Research shows that large, fully protected marine areas help conserve valuable biodiversity and can reverse many of the detrimental impacts caused by humans.
This is whole spectrum of areas that compels protection of the environment. This is part of ones life that all things has value and cost attached to.
Thank you Robson for your perspective on this. I fully agree. If we can realise a network of transboundary MPAs in the region, there will be much benefits to gain from doing so in terms of protecting coral reefs, migratory species corridors, ranges etc. and threatened species as well as mobilising/sharing resources, knowledge and expertise to facilitate this. it could also help participating countries to collectively address IUU in an effective manner.

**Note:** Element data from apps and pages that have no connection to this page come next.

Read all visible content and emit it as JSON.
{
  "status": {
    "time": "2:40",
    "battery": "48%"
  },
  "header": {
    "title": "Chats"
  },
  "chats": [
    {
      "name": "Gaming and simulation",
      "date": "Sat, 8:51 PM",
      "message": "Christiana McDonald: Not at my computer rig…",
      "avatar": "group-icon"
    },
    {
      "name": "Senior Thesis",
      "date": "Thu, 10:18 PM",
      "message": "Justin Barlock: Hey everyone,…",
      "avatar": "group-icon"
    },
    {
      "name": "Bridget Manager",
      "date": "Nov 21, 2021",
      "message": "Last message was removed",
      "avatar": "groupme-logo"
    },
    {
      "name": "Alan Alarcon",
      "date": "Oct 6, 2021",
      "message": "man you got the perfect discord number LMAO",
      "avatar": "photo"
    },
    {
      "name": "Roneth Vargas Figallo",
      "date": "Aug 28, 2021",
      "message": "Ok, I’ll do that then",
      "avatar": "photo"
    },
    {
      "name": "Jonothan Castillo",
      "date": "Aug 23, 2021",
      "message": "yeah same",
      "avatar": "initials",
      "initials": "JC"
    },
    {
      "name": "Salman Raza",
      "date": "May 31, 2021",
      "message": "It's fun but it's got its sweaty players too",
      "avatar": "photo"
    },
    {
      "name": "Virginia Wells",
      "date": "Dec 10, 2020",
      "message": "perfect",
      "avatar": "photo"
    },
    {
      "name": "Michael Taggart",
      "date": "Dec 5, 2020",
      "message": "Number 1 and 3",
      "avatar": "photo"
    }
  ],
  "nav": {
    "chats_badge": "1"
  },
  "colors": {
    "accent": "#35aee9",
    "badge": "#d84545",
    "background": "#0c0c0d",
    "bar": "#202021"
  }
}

However, we’ll need the political will and effective coordination to make make this possible.
In my experiences it quite uncomfortable in times where policies for enacting laws. In some society let say Melanesian generally authority is not absolute where state domain is foreign to its traditional governance. I felt that policies in such situation should put some limits for where state, sub-state (provincial level) and the community. To control or making a framework for a collective management and development would be ideal. Some should share on experiences on this when traditional knowledge clashes with state law etc…
Thank you Robson. I fully agree that there is a disconnect between national law and local/customary law. There are some examples from the region where government law and community by-laws clash and conflict. Thankfully, a high percentage of land and sea in our region falls under customary ownership, which is a significant empowering factor for local communities. Also in recent years, co-management approach to community conservation initiatives has been flagged by some as the most suitable approach for our region.